Bagna Cauda

Bagna Càuda

Ingredient For Four For Four
garlic 1 head 1 head
extra-virgin olive oil ¾ cup 180 - 200 ml
anchovies 1 can (2 oz.) 1 can (56g)
milk as needed as needed
heavy cream ⅓ cup 100 ml

Bagna Càuda (also spelled bagna caôda) is a regional Italian specialty similar to fondue; it consists of a bowl or pot of rich, warm fish sauce into which vegetables are dipped. This version relies on anchovies to give it a salty flavor with slightly fishy overtones. Between the anchovies and the garlic you’ll certainly smell it cooking, but the actual sauce isn’t as pungent as that might lead you to believe; it’s smooth and relatively mild. In addition to the traditional vegetables — cauliflower is a particularly good fit — you can of course dip meat, bread, or anything else in it.


  1. Peel the garlic cloves and cut each in half lengthwise. If the garlic has started to sprout, remove the sprouting core of each.


  1. Cook garlic.
    Put the garlic in a small pan and add enough water to cover it. Bring to a boil, then let cook for 2 or 3 minutes. Drain water and add enough milk to cover the cloves, then let simmer until the garlic is soft, 10 to 15 minutes. Drain and discard milk, as its only purpose is to mellow the garlic.
  2. Chop ingredients.
    Chop garlic very finely, until it is almost a paste. Drain anchovies and chop to a similar consistency.
  3. Cook anchovies.
    Mix 50 ml (one quarter cup) of olive oil and the anchovies in the pan. Cook over medium heat — hot enough for the anchovies to sizzle — for 3 to 4 minutes, to reduce the fishy smell.
  4. Cook garlic.
    Add the garlic to the oil and cook briefly, stirring, then add the remaining olive oil. Let simmer for about 5 minutes, stirring constantly.
  5. Blend in cream.
    Add the heavy cream and stir briskly with a whisk until thoroughly blended; be careful not to overcook it. Remove from heat once blended.
  6. Serve.
    Serve warm in small dipping dishes with a plate of vegetables sliced into dippable pieces.
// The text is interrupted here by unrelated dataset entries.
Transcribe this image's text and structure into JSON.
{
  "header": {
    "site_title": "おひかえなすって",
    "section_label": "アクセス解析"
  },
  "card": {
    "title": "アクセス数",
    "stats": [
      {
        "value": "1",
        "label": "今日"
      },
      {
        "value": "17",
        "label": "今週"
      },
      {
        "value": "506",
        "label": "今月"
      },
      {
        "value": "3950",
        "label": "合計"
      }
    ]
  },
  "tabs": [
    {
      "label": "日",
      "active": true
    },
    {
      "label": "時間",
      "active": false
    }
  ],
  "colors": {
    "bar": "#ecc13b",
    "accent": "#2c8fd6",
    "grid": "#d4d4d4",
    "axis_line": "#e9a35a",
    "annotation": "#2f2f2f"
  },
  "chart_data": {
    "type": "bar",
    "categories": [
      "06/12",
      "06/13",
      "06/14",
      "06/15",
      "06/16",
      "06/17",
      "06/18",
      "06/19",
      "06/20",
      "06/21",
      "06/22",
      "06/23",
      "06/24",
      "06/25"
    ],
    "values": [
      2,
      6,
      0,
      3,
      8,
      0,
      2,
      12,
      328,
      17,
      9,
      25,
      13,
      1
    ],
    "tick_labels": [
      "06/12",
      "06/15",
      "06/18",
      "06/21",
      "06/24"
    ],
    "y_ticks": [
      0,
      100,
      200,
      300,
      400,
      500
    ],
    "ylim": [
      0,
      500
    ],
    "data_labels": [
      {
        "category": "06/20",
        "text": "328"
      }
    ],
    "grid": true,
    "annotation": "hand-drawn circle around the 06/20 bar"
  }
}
Bagna Cauda sauce without the cream
  • You can dip any kind of vegetable in the sauce, fresh or cooked. Some good bets are uncooked carrot sticks, lightly boiled broccoli or cauliflower, and asparagus; cauliflower is a particularly good match due to its mild flavor and ability to pick up lots of sauce. Other good options are chunks of baked potato or squash, as are seafood or crusty bread.
  • Bagna Càuda sauce also makes a good pasta sauce for angel hair or spaghetti.
  • If you prepare it without the heavy cream, it will keep for about a month in the refrigerator; heat and blend in heavy cream when you’re ready to use it. You can also omit the heavy cream entirely for a somewhat lighter version, as shown above.
  • The ratio of ingredients isn’t precise; you can add more or less cream, oil, or anchovies to suit your taste.
  • While Bagna Càuda is properly served in small heated pots, one per person, you can of course use a central fondue pot, or if you don’t have any of the above, do what we do and just divide the warm sauce into unheated cups.